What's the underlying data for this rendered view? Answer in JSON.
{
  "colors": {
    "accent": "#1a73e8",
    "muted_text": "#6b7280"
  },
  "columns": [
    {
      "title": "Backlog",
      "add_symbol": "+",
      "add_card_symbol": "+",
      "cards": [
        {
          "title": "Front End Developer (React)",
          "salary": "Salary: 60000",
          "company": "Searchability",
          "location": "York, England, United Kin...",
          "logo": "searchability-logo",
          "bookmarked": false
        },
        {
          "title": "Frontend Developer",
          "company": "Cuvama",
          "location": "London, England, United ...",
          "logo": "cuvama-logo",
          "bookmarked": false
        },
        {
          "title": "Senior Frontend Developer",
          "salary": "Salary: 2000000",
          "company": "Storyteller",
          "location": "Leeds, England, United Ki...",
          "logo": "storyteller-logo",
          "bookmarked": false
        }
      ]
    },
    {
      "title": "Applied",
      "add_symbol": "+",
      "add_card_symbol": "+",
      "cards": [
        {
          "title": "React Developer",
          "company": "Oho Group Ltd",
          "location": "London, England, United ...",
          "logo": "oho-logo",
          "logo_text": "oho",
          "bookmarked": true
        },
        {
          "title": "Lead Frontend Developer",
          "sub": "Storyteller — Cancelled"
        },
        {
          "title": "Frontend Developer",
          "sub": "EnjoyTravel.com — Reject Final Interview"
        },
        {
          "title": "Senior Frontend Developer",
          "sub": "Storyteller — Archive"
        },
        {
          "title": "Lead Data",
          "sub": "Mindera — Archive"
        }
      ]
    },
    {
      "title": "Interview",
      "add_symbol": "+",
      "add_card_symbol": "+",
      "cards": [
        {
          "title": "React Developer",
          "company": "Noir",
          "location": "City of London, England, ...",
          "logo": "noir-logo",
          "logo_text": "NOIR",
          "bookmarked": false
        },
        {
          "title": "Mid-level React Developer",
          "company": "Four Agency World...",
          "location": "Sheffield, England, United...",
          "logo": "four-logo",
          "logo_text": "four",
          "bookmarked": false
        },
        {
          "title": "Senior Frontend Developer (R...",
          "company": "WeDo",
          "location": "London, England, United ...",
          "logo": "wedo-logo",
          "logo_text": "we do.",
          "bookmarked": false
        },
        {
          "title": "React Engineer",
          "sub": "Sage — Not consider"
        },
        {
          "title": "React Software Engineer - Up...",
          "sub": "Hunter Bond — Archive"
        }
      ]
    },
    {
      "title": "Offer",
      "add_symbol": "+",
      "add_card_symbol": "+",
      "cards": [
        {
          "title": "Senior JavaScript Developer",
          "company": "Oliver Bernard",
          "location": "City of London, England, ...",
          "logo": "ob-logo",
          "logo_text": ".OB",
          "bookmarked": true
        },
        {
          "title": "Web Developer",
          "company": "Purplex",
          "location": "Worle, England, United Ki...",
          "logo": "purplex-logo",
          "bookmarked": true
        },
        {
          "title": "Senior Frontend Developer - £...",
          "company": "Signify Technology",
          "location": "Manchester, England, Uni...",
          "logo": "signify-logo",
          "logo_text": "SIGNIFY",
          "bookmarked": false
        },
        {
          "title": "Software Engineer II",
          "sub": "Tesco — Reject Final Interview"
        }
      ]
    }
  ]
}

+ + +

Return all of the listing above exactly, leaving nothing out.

What's the underlying data for this rendered view? Answer in JSON.
{
  "colors": {
    "accent": "#1a73e8",
    "muted_text": "#6b7280"
  },
  "columns": [
    {
      "title": "Backlog",
      "add_symbol": "+",
      "add_card_symbol": "+",
      "cards": [
        {
          "title": "Front End Developer (React)",
          "salary": "Salary: 60000",
          "company": "Searchability",
          "location": "York, England, United Kin...",
          "logo": "searchability-logo",
          "bookmarked": false
        },
        {
          "title": "Frontend Developer",
          "company": "Cuvama",
          "location": "London, England, United ...",
          "logo": "cuvama-logo",
          "bookmarked": false
        },
        {
          "title": "Senior Frontend Developer",
          "salary": "Salary: 2000000",
          "company": "Storyteller",
          "location": "Leeds, England, United Ki...",
          "logo": "storyteller-logo",
          "bookmarked": false
        }
      ]
    },
    {
      "title": "Applied",
      "add_symbol": "+",
      "add_card_symbol": "+",
      "cards": [
        {
          "title": "React Developer",
          "company": "Oho Group Ltd",
          "location": "London, England, United ...",
          "logo": "oho-logo",
          "logo_text": "oho",
          "bookmarked": true
        },
        {
          "title": "Lead Frontend Developer",
          "sub": "Storyteller — Cancelled"
        },
        {
          "title": "Frontend Developer",
          "sub": "EnjoyTravel.com — Reject Final Interview"
        },
        {
          "title": "Senior Frontend Developer",
          "sub": "Storyteller — Archive"
        },
        {
          "title": "Lead Data",
          "sub": "Mindera — Archive"
        }
      ]
    },
    {
      "title": "Interview",
      "add_symbol": "+",
      "add_card_symbol": "+",
      "cards": [
        {
          "title": "React Developer",
          "company": "Noir",
          "location": "City of London, England, ...",
          "logo": "noir-logo",
          "logo_text": "NOIR",
          "bookmarked": false
        },
        {
          "title": "Mid-level React Developer",
          "company": "Four Agency World...",
          "location": "Sheffield, England, United...",
          "logo": "four-logo",
          "logo_text": "four",
          "bookmarked": false
        },
        {
          "title": "Senior Frontend Developer (R...",
          "company": "WeDo",
          "location": "London, England, United ...",
          "logo": "wedo-logo",
          "logo_text": "we do.",
          "bookmarked": false
        },
        {
          "title": "React Engineer",
          "sub": "Sage — Not consider"
        },
        {
          "title": "React Software Engineer - Up...",
          "sub": "Hunter Bond — Archive"
        }
      ]
    },
    {
      "title": "Offer",
      "add_symbol": "+",
      "add_card_symbol": "+",
      "cards": [
        {
          "title": "Senior JavaScript Developer",
          "company": "Oliver Bernard",
          "location": "City of London, England, ...",
          "logo": "ob-logo",
          "logo_text": ".OB",
          "bookmarked": true
        },
        {
          "title": "Web Developer",
          "company": "Purplex",
          "location": "Worle, England, United Ki...",
          "logo": "purplex-logo",
          "bookmarked": true
        },
        {
          "title": "Senior Frontend Developer - £...",
          "company": "Signify Technology",
          "location": "Manchester, England, Uni...",
          "logo": "signify-logo",
          "logo_text": "SIGNIFY",
          "bookmarked": false
        },
        {
          "title": "Software Engineer II",
          "sub": "Tesco — Reject Final Interview"
        }
      ]
    }
  ]
}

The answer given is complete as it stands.